As per my usual pre-birthday ritual, I panicked a bit. I always worry that between one day and the next, there will be some massive change. That things will get drastically worse simply because I’ve celebrated another year of my life. There was a period of time when I wasn’t wrong–things felt like they just kept going from bad to worse, and my birthday was always right in the middle of it. And then there was a period of time when I was wrong–things were okay. More than okay, often.

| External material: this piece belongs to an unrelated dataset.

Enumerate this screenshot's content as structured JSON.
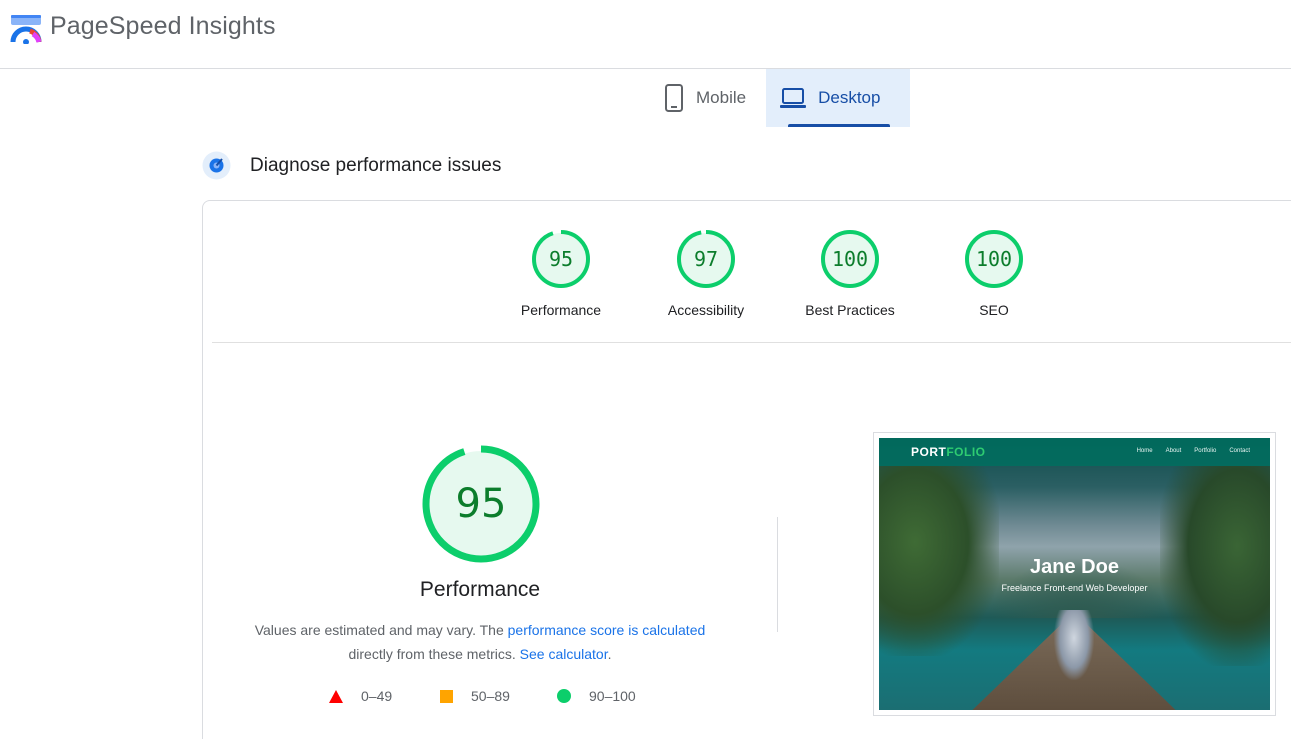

Actually, I’m still in that period now, where things are more than okay. And I’m in another period where my birthday celebrations last for more than just one day. (I particularly enjoy these more-than-one-day celebrations because they take the pressure off of trying to make my actual birthday a good day.) My birthday week involved an evening with a friend from New Zealand, a weekend with two of my old roommates from Ireland, dinner with family, a baseball game with my father, another dinner with family, and more birthday wishes than I could count.

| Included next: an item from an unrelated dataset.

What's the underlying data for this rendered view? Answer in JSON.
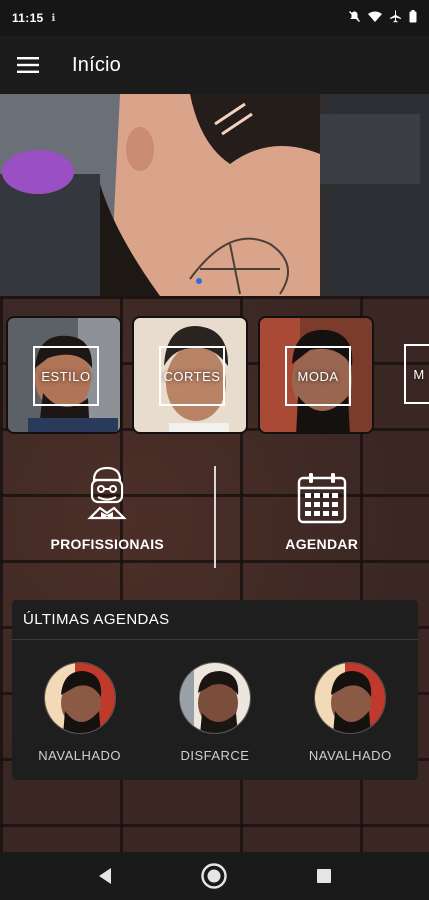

So far into this new year, there has been laughter–more than I remember having in my life before. I don’t think that’s actually the case though. There is usually quite a bit of laughter (often thanks to my hilarious friends). Laughter is so important because it makes things better–easier, sweeter, more enjoyable, more full, and, of course, funnier. And with everything else that life brings–pain and grief and loss–laughter is absolutely necessary. The belly-shaking, stomach-aching, knee-slapping, eye-tearing kind that has you rolling on the floor or falling out of your seat, and eventually it wears you out. A night full of laughter makes things okay. It helps keep us young and in the moment. What does living in the moment have to do with staying young though? It can be far less stressful to live in the moment. To make choices day by day instead of trying to map out a ten year plan. To enjoy what you have instead of constantly wishing for more.

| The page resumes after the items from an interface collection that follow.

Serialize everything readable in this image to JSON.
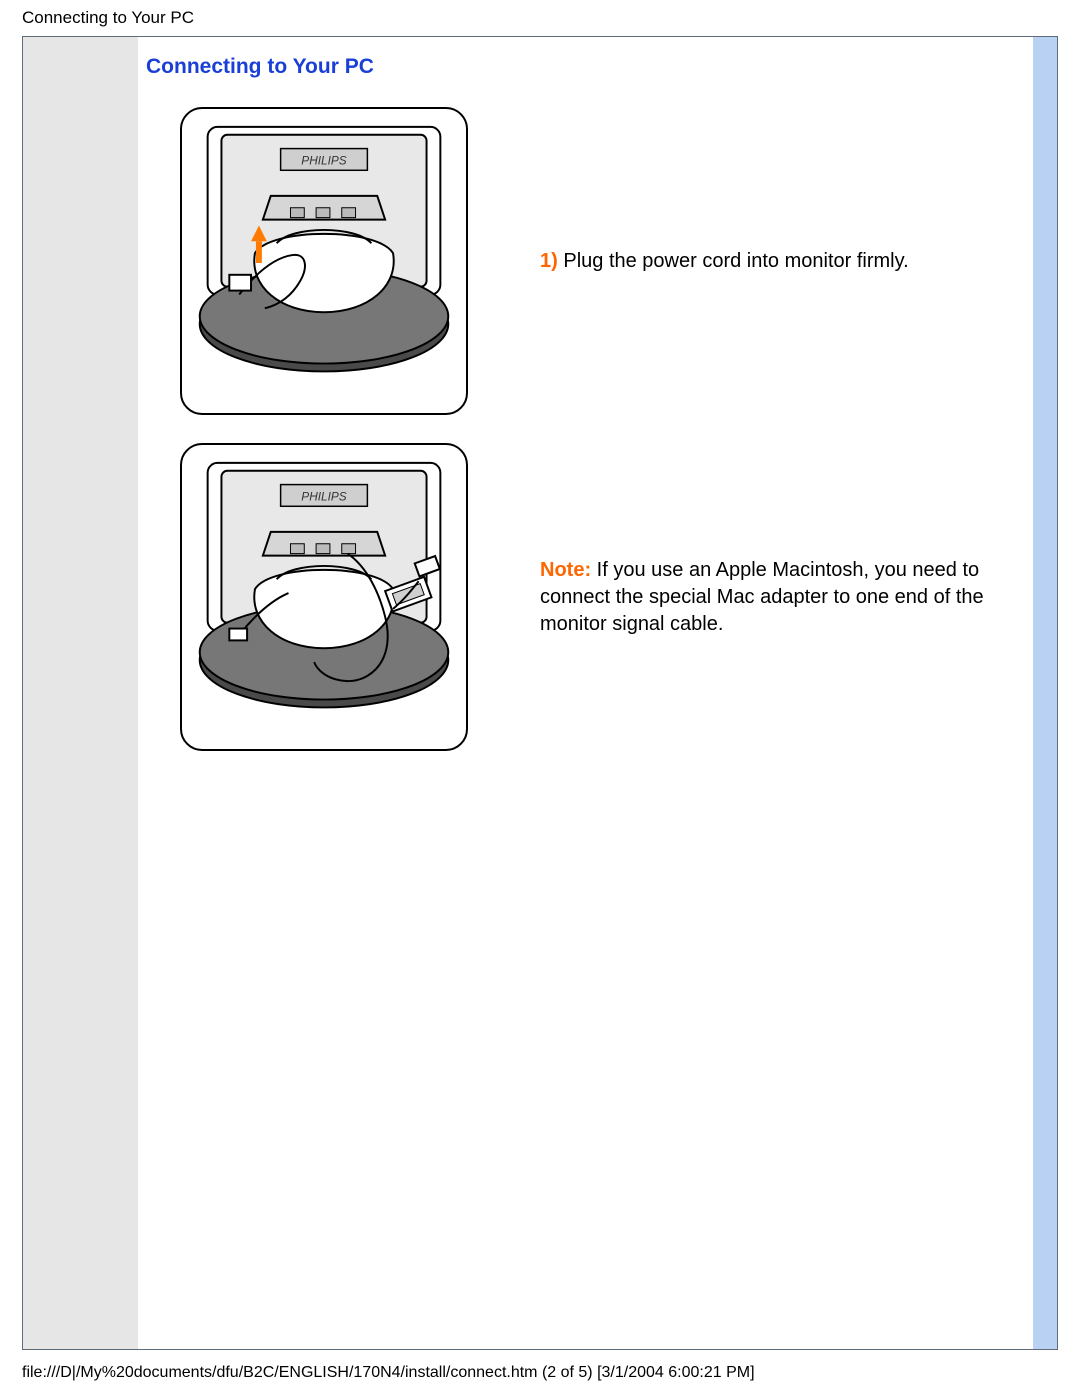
{
  "header": {
    "breadcrumb": "Connecting to Your PC"
  },
  "section": {
    "heading": "Connecting to Your PC"
  },
  "steps": [
    {
      "num_label": "1)",
      "text": " Plug the power cord into monitor firmly."
    },
    {
      "note_label": "Note:",
      "text": " If you use an Apple Macintosh, you need to connect the special Mac adapter to one end of the monitor signal cable."
    }
  ],
  "footer": {
    "path": "file:///D|/My%20documents/dfu/B2C/ENGLISH/170N4/install/connect.htm (2 of 5) [3/1/2004 6:00:21 PM]"
  }
}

Age is a number, one that many people get easy wrapped up in. There is an overall obsession with age. Accomplishing certain things by this age or gaining success by another age. Being too young or too old. I know that I worry about it often as well. Have I done enough for my age? Should I have done more earlier, or is it okay to be one or two steps behind? But it is crazy. So you’ve been alive for so many years and you’ve accomplished so many things and you’ve hit so many milestones… But how old are you really? Are the years you have been alive the only marker that represents you? And how do your years compare to someone else’s? They don’t.
What really counts, I believe, are how old your mind, your body, and your soul are. The “ages” of each of these things do not always correspond. You can have an old soul, but a young body and mind. An old body with the mind and soul of a teenager. A wise, old mind with the soul and body of a college student. Whatever your age, it is important to treat each part of you appropriately: to challenge and teach your mind; to nourish, grow, and strengthen your body; to brighten and expand your soul.
At the end of the day, your years on this earth will not make or break you. It is what you do with your time that counts most, but remember–there is no deadline or limit to when you need to check things off of a list. In my new year, I want to take my time. I want to explore and learn more. I want to make myself a better person. I want to write, to dream, to be.
What will you do with your new year?